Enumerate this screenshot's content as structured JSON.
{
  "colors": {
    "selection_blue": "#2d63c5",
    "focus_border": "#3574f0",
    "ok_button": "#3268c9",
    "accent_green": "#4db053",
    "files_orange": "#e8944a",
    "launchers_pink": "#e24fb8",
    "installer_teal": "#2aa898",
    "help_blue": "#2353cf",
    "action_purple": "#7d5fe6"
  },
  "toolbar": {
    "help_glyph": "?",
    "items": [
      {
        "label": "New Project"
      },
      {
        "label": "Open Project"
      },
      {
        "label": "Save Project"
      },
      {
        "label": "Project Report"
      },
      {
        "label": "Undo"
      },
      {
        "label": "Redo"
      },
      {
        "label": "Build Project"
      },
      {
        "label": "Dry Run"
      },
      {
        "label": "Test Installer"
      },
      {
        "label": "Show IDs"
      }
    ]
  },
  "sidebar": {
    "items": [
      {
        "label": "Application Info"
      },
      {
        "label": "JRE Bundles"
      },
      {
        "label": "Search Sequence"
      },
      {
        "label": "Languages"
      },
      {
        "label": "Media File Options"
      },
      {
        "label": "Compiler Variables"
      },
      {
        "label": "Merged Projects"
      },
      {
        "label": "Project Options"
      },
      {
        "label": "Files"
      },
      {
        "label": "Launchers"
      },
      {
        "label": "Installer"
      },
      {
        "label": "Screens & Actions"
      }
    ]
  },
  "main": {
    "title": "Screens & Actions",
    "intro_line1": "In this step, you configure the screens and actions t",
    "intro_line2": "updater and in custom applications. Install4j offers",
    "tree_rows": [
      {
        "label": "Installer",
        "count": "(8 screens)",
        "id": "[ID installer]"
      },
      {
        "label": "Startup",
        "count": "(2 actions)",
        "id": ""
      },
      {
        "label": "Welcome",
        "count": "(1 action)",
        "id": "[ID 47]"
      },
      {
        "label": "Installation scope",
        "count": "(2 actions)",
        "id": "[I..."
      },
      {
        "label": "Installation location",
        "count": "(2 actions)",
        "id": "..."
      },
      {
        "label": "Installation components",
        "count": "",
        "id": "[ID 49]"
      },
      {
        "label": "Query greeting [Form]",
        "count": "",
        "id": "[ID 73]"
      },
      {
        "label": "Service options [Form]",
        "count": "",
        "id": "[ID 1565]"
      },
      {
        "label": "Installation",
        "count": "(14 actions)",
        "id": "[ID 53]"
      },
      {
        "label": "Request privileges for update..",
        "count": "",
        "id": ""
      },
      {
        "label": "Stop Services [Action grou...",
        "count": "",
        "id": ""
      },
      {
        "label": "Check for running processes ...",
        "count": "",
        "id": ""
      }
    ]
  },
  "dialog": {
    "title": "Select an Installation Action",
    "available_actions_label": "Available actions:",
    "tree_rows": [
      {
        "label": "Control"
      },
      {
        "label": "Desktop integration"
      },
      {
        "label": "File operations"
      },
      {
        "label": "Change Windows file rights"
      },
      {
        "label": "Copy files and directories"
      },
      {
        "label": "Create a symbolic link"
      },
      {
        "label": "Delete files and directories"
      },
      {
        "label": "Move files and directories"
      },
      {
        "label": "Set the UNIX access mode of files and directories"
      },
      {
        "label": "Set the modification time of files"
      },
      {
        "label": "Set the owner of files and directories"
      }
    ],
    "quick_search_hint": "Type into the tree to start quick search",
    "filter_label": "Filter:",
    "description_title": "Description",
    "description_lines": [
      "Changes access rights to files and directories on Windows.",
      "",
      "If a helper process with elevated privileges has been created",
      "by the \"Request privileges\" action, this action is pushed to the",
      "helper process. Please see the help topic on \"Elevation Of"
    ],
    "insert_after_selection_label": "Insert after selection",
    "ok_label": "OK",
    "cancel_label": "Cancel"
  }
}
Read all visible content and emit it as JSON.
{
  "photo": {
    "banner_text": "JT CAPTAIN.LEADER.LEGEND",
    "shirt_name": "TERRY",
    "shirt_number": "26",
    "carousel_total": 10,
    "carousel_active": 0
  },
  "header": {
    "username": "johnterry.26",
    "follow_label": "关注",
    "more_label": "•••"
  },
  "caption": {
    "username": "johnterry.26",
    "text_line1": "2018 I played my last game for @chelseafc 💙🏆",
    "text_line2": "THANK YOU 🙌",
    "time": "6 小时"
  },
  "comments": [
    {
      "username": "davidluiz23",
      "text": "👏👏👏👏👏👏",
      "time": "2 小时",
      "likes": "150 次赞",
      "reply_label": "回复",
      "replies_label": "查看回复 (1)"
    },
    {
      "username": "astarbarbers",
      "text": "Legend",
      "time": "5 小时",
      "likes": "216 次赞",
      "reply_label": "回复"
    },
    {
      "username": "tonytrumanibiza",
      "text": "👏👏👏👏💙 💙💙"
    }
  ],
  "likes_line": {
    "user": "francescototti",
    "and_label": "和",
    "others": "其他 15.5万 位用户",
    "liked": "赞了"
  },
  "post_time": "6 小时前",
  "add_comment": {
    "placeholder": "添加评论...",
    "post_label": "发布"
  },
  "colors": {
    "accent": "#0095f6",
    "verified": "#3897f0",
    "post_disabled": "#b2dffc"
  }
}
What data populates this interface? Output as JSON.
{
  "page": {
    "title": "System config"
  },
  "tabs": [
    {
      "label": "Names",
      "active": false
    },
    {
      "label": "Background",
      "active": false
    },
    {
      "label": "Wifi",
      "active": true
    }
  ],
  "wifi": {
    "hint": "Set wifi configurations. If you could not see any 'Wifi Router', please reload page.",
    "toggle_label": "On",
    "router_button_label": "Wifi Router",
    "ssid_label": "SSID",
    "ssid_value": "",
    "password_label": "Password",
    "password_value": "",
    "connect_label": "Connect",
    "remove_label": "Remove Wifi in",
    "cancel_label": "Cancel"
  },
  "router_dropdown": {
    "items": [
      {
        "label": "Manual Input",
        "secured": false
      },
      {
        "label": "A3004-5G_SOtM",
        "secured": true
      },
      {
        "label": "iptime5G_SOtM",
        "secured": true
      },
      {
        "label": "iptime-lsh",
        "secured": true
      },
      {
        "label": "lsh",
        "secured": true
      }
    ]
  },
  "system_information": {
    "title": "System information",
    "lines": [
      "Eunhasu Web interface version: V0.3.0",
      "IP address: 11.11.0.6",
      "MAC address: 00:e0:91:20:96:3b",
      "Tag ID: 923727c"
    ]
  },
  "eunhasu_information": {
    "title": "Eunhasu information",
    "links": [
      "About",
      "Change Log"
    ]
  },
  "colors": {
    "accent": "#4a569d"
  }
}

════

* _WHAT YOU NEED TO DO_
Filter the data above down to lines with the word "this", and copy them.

* _EXPECTED OUTPUT_
Enumerate this screenshot's content as structured JSON.
    "intro_line1": "In this step, you configure the screens and actions t",
      "by the \"Request privileges\" action, this action is pushed to the",
What data populates this interface? Output as JSON.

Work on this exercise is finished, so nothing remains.